Government Can't Explain Increase in 2002 TSA Contract
Sunday, October 9, 2005
In the wake of the Sept. 11 terrorist attacks, the government changed a contract to hire federal airline passengers screeners in a way that cost taxpayers an additional $343 million. More than three years later, officials cannot explain exactly why.
Homeland security officials say they have no memos, e-mails or other paperwork to document the reason for the change, as required by federal contracting regulations. They have also offered accounts of the decision that conflict with internal government documents obtained by The Washington Post.
The modification to the contract involved switching the interview sites for tens of thousands of airline passenger screener jobs from a contractor's own assessment centers to hotels and luxury resorts.

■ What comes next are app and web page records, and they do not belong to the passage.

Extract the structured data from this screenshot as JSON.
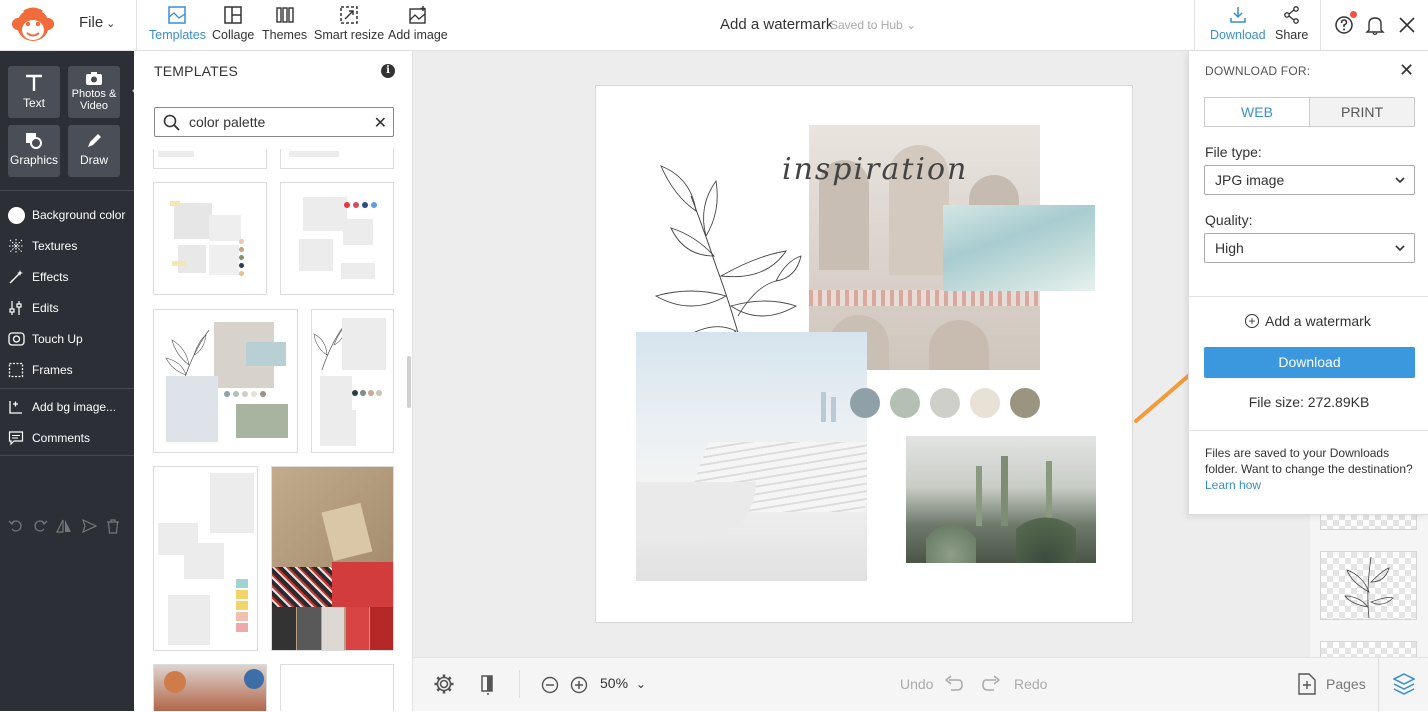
{
  "topbar": {
    "file_label": "File",
    "tools": [
      {
        "label": "Templates",
        "icon": "templates-icon"
      },
      {
        "label": "Collage",
        "icon": "collage-icon"
      },
      {
        "label": "Themes",
        "icon": "themes-icon"
      },
      {
        "label": "Smart resize",
        "icon": "smart-resize-icon"
      },
      {
        "label": "Add image",
        "icon": "add-image-icon"
      }
    ],
    "doc_title": "Add a watermark",
    "saved_status": "Saved to Hub",
    "download_label": "Download",
    "share_label": "Share",
    "accent_color": "#3b8ed0",
    "notification_color": "#f0533b"
  },
  "sidebar": {
    "tiles": [
      {
        "label": "Text",
        "icon": "text-icon"
      },
      {
        "label": "Photos & Video",
        "icon": "camera-icon"
      },
      {
        "label": "Graphics",
        "icon": "graphics-icon"
      },
      {
        "label": "Draw",
        "icon": "draw-icon"
      }
    ],
    "items": [
      {
        "label": "Background color",
        "icon": "background-color-icon"
      },
      {
        "label": "Textures",
        "icon": "textures-icon"
      },
      {
        "label": "Effects",
        "icon": "effects-icon"
      },
      {
        "label": "Edits",
        "icon": "edits-icon"
      },
      {
        "label": "Touch Up",
        "icon": "touch-up-icon"
      },
      {
        "label": "Frames",
        "icon": "frames-icon"
      },
      {
        "label": "Add bg image...",
        "icon": "add-bg-image-icon"
      },
      {
        "label": "Comments",
        "icon": "comments-icon"
      }
    ]
  },
  "templates": {
    "title": "TEMPLATES",
    "search_value": "color palette"
  },
  "canvas": {
    "script_text": "inspiration",
    "palette": [
      "#8fa1a6",
      "#b4c0b3",
      "#cfcfca",
      "#e8e1d6",
      "#9b9480"
    ]
  },
  "bottombar": {
    "zoom": "50%",
    "undo": "Undo",
    "redo": "Redo",
    "pages": "Pages"
  },
  "download_panel": {
    "heading": "DOWNLOAD FOR:",
    "tabs": [
      "WEB",
      "PRINT"
    ],
    "file_type_label": "File type:",
    "file_type_value": "JPG image",
    "quality_label": "Quality:",
    "quality_value": "High",
    "watermark_label": "Add a watermark",
    "download_button": "Download",
    "file_size": "File size: 272.89KB",
    "note": "Files are saved to your Downloads folder. Want to change the destination?",
    "learn_how": "Learn how"
  }
}
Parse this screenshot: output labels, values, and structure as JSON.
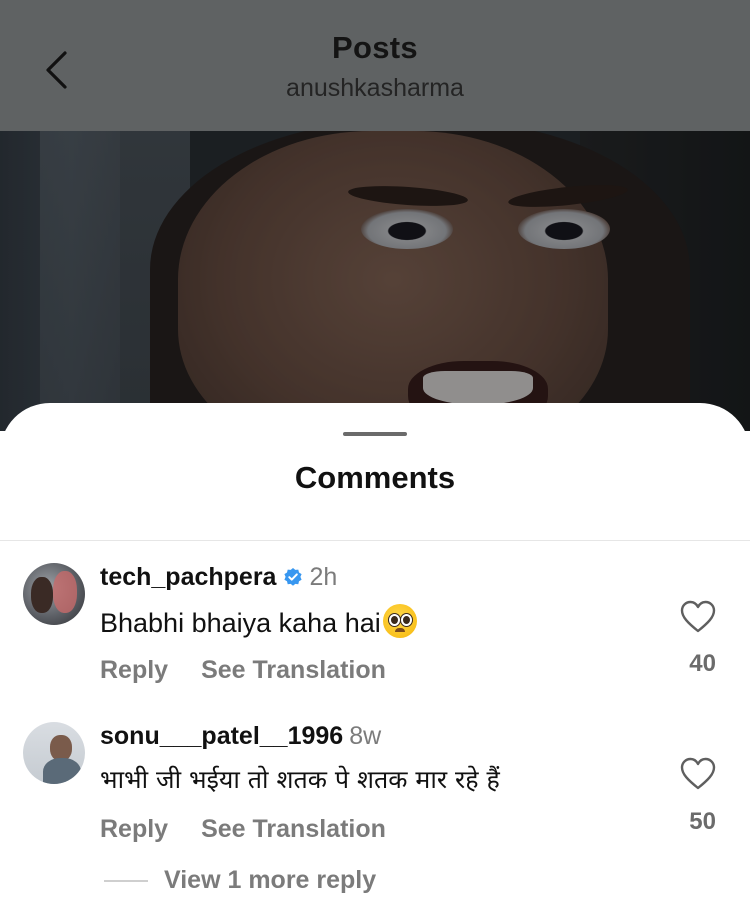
{
  "header": {
    "title": "Posts",
    "subtitle": "anushkasharma"
  },
  "sheet": {
    "title": "Comments"
  },
  "comments": [
    {
      "username": "tech_pachpera",
      "verified": true,
      "time": "2h",
      "text": "Bhabhi bhaiya kaha hai",
      "emoji": "pleading-face",
      "reply_label": "Reply",
      "translate_label": "See Translation",
      "likes": "40"
    },
    {
      "username": "sonu___patel__1996",
      "verified": false,
      "time": "8w",
      "text": "भाभी जी भईया तो शतक पे शतक मार रहे हैं",
      "reply_label": "Reply",
      "translate_label": "See Translation",
      "likes": "50"
    }
  ],
  "view_more_replies": "View 1 more reply",
  "colors": {
    "header_bg": "#5f6263",
    "verified_blue": "#3897f0",
    "muted_text": "#7b7b7b"
  },
  "icons": {
    "back": "chevron-left-icon",
    "like": "heart-outline-icon",
    "verified": "verified-badge-icon"
  }
}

The change added hundreds of millions of dollars to a contract that increased from $104 million to $741 million in nine months. Federal auditors later called into question $303 million of that spending.
Homeland Security Department officials said the change was made in collaboration with the prime contractor, NCS Pearson Inc. They said the deciding factor was Pearson's failure to attract enough screener candidates to its own testing centers while hiring for Baltimore-Washington International Airport.
Documents and interviews, however, show that the decision was contemplated before the contract was signed and was imposed by government officials well before the BWI project. Pearson officials said they never had a chance to try out their own testing approach.
Michael P. Jackson, deputy secretary of the Homeland Security Department, said in a recent interview that the agency does not have paperwork to back up its account and that he cannot recall the details surrounding the decision.
"Honestly, I have no memory of it," said Jackson, who said he was ultimately responsible for the contract as second-in-command at the Transportation Department in 2002.
On Feb. 25, 2002, the Transportation Security Administration, then part of the Transportation Department, accepted a proposal from Pearson, an education testing company, to use its own network of 925 private assessment centers to interview, test and hire tens of thousands of passenger screeners.
At the time, the federal government also was hiring a fresh force of air marshals to provide protection on commercial flights, using what is known as the federal air marshal model.
That approach called for the use of a centralized hiring location set up at a hotel to fill a couple of thousand jobs.
Documents show that TSA officials wasted little time in discarding Pearson's plan for the private assessment centers in favor of the hotel approach.